Output the entries verbatim, including every line.
================================
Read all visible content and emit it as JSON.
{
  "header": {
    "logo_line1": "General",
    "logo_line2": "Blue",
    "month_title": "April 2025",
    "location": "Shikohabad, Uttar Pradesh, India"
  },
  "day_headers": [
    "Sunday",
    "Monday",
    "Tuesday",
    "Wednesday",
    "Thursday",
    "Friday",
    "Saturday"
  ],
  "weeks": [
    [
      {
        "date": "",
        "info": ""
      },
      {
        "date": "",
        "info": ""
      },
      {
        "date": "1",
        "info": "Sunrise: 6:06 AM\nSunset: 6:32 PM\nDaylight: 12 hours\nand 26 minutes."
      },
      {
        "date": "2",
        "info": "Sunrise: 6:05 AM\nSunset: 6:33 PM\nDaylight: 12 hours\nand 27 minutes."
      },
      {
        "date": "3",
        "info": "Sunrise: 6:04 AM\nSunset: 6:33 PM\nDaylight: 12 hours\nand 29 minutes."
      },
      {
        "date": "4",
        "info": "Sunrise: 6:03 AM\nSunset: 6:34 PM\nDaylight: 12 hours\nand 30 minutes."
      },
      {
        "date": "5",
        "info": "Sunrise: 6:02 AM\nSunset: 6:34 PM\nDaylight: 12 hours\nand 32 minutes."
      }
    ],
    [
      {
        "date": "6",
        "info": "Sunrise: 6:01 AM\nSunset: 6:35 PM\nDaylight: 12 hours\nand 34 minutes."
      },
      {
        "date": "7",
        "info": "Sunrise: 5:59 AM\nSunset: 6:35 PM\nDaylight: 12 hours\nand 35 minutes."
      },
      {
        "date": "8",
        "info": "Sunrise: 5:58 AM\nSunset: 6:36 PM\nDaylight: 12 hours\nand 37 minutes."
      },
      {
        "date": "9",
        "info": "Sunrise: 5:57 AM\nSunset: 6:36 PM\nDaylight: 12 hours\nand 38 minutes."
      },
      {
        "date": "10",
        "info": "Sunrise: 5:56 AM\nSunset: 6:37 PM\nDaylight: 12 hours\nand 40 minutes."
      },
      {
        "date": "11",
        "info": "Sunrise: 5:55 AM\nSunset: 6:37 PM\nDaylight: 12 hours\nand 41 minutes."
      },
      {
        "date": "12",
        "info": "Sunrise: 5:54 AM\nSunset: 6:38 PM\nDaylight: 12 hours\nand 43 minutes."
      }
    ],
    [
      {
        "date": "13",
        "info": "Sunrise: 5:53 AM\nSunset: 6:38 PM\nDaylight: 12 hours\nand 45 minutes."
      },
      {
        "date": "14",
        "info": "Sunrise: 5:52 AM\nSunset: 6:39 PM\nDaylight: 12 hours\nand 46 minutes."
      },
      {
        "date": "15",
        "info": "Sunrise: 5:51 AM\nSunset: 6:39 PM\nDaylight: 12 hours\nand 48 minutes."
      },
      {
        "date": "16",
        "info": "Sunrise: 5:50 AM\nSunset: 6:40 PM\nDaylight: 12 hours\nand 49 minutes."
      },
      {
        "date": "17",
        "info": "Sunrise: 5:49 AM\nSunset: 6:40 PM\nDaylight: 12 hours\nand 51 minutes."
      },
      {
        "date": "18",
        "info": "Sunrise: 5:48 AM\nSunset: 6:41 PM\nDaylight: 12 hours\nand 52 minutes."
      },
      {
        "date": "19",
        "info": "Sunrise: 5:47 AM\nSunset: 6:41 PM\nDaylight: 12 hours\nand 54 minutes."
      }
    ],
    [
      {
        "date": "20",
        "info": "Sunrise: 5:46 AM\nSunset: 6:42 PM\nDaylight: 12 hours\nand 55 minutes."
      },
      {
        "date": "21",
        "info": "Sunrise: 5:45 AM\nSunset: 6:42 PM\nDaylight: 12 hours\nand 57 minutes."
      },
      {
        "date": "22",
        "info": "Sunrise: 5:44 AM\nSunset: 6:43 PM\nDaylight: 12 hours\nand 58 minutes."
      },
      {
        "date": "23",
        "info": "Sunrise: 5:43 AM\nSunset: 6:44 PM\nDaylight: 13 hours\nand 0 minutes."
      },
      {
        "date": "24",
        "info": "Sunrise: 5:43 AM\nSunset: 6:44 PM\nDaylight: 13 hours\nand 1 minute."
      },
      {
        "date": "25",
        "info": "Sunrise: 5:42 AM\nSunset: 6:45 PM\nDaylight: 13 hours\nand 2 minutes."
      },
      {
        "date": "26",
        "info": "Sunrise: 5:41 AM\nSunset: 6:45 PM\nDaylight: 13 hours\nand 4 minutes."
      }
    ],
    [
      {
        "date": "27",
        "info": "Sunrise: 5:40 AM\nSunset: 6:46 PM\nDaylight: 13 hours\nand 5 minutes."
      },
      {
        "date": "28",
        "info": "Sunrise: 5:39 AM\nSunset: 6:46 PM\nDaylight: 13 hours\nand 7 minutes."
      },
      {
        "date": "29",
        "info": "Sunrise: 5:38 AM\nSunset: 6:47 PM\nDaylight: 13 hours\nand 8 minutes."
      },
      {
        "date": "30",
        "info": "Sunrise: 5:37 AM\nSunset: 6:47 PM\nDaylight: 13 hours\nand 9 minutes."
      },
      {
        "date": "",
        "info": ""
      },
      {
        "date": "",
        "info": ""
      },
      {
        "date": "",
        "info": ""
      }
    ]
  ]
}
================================
→ Task answer
Read all visible content and emit it as JSON.
{
  "header": {
    "logo_line1": "General",
    "logo_line2": "Blue",
    "month_title": "April 2025",
    "location": "Shikohabad, Uttar Pradesh, India"
  },
  "day_headers": [
    "Sunday",
    "Monday",
    "Tuesday",
    "Wednesday",
    "Thursday",
    "Friday",
    "Saturday"
  ],
  "weeks": [
    [
      {
        "date": "",
        "info": ""
      },
      {
        "date": "",
        "info": ""
      },
      {
        "date": "1",
        "info": "Sunrise: 6:06 AM\nSunset: 6:32 PM\nDaylight: 12 hours\nand 26 minutes."
      },
      {
        "date": "2",
        "info": "Sunrise: 6:05 AM\nSunset: 6:33 PM\nDaylight: 12 hours\nand 27 minutes."
      },
      {
        "date": "3",
        "info": "Sunrise: 6:04 AM\nSunset: 6:33 PM\nDaylight: 12 hours\nand 29 minutes."
      },
      {
        "date": "4",
        "info": "Sunrise: 6:03 AM\nSunset: 6:34 PM\nDaylight: 12 hours\nand 30 minutes."
      },
      {
        "date": "5",
        "info": "Sunrise: 6:02 AM\nSunset: 6:34 PM\nDaylight: 12 hours\nand 32 minutes."
      }
    ],
    [
      {
        "date": "6",
        "info": "Sunrise: 6:01 AM\nSunset: 6:35 PM\nDaylight: 12 hours\nand 34 minutes."
      },
      {
        "date": "7",
        "info": "Sunrise: 5:59 AM\nSunset: 6:35 PM\nDaylight: 12 hours\nand 35 minutes."
      },
      {
        "date": "8",
        "info": "Sunrise: 5:58 AM\nSunset: 6:36 PM\nDaylight: 12 hours\nand 37 minutes."
      },
      {
        "date": "9",
        "info": "Sunrise: 5:57 AM\nSunset: 6:36 PM\nDaylight: 12 hours\nand 38 minutes."
      },
      {
        "date": "10",
        "info": "Sunrise: 5:56 AM\nSunset: 6:37 PM\nDaylight: 12 hours\nand 40 minutes."
      },
      {
        "date": "11",
        "info": "Sunrise: 5:55 AM\nSunset: 6:37 PM\nDaylight: 12 hours\nand 41 minutes."
      },
      {
        "date": "12",
        "info": "Sunrise: 5:54 AM\nSunset: 6:38 PM\nDaylight: 12 hours\nand 43 minutes."
      }
    ],
    [
      {
        "date": "13",
        "info": "Sunrise: 5:53 AM\nSunset: 6:38 PM\nDaylight: 12 hours\nand 45 minutes."
      },
      {
        "date": "14",
        "info": "Sunrise: 5:52 AM\nSunset: 6:39 PM\nDaylight: 12 hours\nand 46 minutes."
      },
      {
        "date": "15",
        "info": "Sunrise: 5:51 AM\nSunset: 6:39 PM\nDaylight: 12 hours\nand 48 minutes."
      },
      {
        "date": "16",
        "info": "Sunrise: 5:50 AM\nSunset: 6:40 PM\nDaylight: 12 hours\nand 49 minutes."
      },
      {
        "date": "17",
        "info": "Sunrise: 5:49 AM\nSunset: 6:40 PM\nDaylight: 12 hours\nand 51 minutes."
      },
      {
        "date": "18",
        "info": "Sunrise: 5:48 AM\nSunset: 6:41 PM\nDaylight: 12 hours\nand 52 minutes."
      },
      {
        "date": "19",
        "info": "Sunrise: 5:47 AM\nSunset: 6:41 PM\nDaylight: 12 hours\nand 54 minutes."
      }
    ],
    [
      {
        "date": "20",
        "info": "Sunrise: 5:46 AM\nSunset: 6:42 PM\nDaylight: 12 hours\nand 55 minutes."
      },
      {
        "date": "21",
        "info": "Sunrise: 5:45 AM\nSunset: 6:42 PM\nDaylight: 12 hours\nand 57 minutes."
      },
      {
        "date": "22",
        "info": "Sunrise: 5:44 AM\nSunset: 6:43 PM\nDaylight: 12 hours\nand 58 minutes."
      },
      {
        "date": "23",
        "info": "Sunrise: 5:43 AM\nSunset: 6:44 PM\nDaylight: 13 hours\nand 0 minutes."
      },
      {
        "date": "24",
        "info": "Sunrise: 5:43 AM\nSunset: 6:44 PM\nDaylight: 13 hours\nand 1 minute."
      },
      {
        "date": "25",
        "info": "Sunrise: 5:42 AM\nSunset: 6:45 PM\nDaylight: 13 hours\nand 2 minutes."
      },
      {
        "date": "26",
        "info": "Sunrise: 5:41 AM\nSunset: 6:45 PM\nDaylight: 13 hours\nand 4 minutes."
      }
    ],
    [
      {
        "date": "27",
        "info": "Sunrise: 5:40 AM\nSunset: 6:46 PM\nDaylight: 13 hours\nand 5 minutes."
      },
      {
        "date": "28",
        "info": "Sunrise: 5:39 AM\nSunset: 6:46 PM\nDaylight: 13 hours\nand 7 minutes."
      },
      {
        "date": "29",
        "info": "Sunrise: 5:38 AM\nSunset: 6:47 PM\nDaylight: 13 hours\nand 8 minutes."
      },
      {
        "date": "30",
        "info": "Sunrise: 5:37 AM\nSunset: 6:47 PM\nDaylight: 13 hours\nand 9 minutes."
      },
      {
        "date": "",
        "info": ""
      },
      {
        "date": "",
        "info": ""
      },
      {
        "date": "",
        "info": ""
      }
    ]
  ]
}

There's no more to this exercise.